Living in a city like San Francisco, I love the ability to hail a cab or sedan using my Uber app at a moment's notice. And one of my favorite parts about using Uber is being able to jump out of the car at the end of my ride and not have to deal with the process of paying. My card is on file with the app and I'm charged once the ride is over--no signing, no confirming, tip is included--it's seamless. There's something incredibly delightful and freeing about not having to deal with the actual transaction.
So why aren't more companies using the "Uber method" and giving us a better way to pay?
What's out there
We've been dreaming about being free from the shackles of payment for decades. And according to a recent article on Coca-Cola's blog, "While people have used their smartphones to shop online for several years, 'tap and pay' transactions are just now catching on. Mobile payments hit $172 billion in 2012 globally, a 62 percent increase over the prior year. For a company like Coca-Cola that relies on folks making purchases on the go this translates to big bucks. Through a partnership with the Isis joint venture created by AT&T Mobility, T-Mobile USA and Verizon Wireless, Coca-Cola is piloting vending machines that let consumers buy drinks and rack up MyCokeRewards loyalty points with the simple tap of their phone."
To Coca-Cola, cashless is priceless.
There are also some other companies making some definite inroads.

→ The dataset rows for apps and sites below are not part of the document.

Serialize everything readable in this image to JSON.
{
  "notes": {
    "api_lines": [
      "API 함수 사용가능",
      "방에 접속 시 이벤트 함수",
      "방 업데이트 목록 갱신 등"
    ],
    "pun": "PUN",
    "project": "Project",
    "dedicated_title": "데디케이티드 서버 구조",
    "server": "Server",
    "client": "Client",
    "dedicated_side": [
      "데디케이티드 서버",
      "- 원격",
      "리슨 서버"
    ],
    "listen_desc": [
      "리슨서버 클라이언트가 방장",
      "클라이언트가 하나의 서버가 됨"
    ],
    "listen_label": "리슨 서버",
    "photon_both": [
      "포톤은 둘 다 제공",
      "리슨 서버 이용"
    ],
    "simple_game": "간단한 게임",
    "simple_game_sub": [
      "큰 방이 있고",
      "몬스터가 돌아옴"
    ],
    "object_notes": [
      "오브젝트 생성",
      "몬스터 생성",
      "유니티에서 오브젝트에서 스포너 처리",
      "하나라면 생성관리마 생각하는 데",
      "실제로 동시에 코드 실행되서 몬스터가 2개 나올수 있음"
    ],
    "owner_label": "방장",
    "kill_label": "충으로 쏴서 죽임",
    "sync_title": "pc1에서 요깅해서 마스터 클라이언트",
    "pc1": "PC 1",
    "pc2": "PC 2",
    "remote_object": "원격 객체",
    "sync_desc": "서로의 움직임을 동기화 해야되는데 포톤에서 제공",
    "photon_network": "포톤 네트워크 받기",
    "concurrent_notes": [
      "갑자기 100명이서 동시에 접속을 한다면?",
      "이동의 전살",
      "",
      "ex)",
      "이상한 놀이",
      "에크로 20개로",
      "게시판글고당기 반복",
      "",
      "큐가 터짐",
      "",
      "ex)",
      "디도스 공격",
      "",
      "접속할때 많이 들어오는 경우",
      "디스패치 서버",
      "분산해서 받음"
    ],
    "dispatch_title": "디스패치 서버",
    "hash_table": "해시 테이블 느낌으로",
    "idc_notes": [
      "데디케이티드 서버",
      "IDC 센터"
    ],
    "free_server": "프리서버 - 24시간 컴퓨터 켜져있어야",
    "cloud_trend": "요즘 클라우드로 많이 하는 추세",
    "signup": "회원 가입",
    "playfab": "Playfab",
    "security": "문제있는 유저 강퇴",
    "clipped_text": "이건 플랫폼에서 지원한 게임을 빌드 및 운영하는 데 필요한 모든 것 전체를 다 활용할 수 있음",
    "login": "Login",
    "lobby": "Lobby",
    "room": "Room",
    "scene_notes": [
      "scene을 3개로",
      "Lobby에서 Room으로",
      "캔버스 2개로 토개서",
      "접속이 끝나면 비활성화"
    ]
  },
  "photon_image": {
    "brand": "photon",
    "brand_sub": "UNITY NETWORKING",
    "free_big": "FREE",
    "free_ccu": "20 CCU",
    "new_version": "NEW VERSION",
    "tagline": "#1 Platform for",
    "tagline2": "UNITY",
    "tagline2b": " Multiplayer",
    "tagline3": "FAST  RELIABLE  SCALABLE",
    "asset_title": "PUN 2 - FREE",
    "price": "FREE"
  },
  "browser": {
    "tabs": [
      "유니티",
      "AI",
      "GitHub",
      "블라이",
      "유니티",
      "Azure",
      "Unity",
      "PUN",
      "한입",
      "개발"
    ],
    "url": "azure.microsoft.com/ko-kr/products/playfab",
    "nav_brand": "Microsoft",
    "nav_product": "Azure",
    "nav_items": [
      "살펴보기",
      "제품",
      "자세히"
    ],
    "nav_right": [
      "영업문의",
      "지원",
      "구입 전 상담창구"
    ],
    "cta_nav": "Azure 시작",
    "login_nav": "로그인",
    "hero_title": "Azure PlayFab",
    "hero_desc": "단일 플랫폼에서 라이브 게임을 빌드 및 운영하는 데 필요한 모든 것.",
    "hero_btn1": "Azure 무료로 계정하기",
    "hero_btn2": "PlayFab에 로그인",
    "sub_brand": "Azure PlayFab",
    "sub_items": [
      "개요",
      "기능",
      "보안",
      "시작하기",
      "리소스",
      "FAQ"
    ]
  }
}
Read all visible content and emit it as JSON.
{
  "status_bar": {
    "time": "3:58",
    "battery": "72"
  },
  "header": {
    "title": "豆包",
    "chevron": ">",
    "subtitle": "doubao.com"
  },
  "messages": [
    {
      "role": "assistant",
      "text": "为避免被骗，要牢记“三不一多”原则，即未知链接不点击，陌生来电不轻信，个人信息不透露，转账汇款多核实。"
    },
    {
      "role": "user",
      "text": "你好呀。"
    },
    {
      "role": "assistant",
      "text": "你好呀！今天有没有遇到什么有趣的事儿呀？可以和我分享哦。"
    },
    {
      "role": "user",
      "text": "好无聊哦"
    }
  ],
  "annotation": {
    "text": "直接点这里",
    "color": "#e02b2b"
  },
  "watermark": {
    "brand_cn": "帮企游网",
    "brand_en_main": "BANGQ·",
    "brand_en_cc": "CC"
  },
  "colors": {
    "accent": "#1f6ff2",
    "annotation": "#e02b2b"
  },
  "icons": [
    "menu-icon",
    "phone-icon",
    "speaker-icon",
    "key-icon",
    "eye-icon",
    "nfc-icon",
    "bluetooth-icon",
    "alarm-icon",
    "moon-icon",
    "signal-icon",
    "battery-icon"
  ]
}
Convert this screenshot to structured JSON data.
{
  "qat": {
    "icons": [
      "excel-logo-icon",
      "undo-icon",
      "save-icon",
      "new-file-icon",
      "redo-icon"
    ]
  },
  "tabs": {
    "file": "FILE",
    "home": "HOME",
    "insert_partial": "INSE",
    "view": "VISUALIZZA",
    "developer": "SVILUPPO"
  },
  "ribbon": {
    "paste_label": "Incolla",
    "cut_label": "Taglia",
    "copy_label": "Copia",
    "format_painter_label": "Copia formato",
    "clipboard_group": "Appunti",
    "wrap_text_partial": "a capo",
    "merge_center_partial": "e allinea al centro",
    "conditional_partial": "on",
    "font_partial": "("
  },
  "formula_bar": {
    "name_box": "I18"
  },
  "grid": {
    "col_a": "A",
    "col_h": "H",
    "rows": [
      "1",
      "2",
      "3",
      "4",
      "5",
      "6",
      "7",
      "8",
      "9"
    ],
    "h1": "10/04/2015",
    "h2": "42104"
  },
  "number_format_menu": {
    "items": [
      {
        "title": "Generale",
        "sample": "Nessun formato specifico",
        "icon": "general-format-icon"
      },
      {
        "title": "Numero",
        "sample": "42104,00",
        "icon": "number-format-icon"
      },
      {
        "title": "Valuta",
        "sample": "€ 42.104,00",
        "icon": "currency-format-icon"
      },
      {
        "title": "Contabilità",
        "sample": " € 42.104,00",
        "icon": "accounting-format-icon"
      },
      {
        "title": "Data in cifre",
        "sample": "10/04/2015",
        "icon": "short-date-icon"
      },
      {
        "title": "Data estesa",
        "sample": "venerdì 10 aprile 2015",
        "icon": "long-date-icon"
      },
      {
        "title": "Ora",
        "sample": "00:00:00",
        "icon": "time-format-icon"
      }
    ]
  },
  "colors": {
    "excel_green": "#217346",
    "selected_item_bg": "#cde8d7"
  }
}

Look at Square's Wallet app. When you walk into a store or location that you've authorized, the app automatically connects to the store's point of sale. You don't even need to take out your phone. To pay, you just tell the cashier your name. He or she taps your picture on the register and boom--you're on your way. Awesome.
Similarly, the OrderAhead app offers free online ordering from hundreds of local takeout restaurants on your desktop, Android, or iPhone. It allows you to save time and avoid waiting by ordering ahead. What I love most is that I can pre-order and pay for my coffee from Philz right from the app, then just walk in and grab my cup (with my name on it) and I'm out the door. Meanwhile for those not using the handy app, there's usually a line out the door.
The folks at PayPal have also been paying attention (no pun intended). The company released its redesigned mobile payments in September, with $100 worth of in-store deals, more food spots offering the "order ahead and skip the line" feature, and a function (in trial) that allows you pay for a restaurant bill without flagging down your server. This function is available in over 50 locations, including City Winery in New York and 21st Amendment Brewery in San Francisco. To use the function, servers give users a ticket with a printed code at the start of their meal. After they enter the code, diners can order from the app, send feedback, and mark favorite items for their next visit. At the end of the meal, they can pay right from the app. Rumor has it that OpenTable will soon be testing a similar service.
The Big Disconnect
The problem with all these apps is that they're all disconnected. We have to use different apps for different things. And we do love the convenience of them. But, imagine if they could be joined together into one super app to allow us to seamlessly order and pay without having multiple apps to manage? Talk about a new way to pay!
What's your point of view on making the age-old act of paying a little less painful? Share in the comments.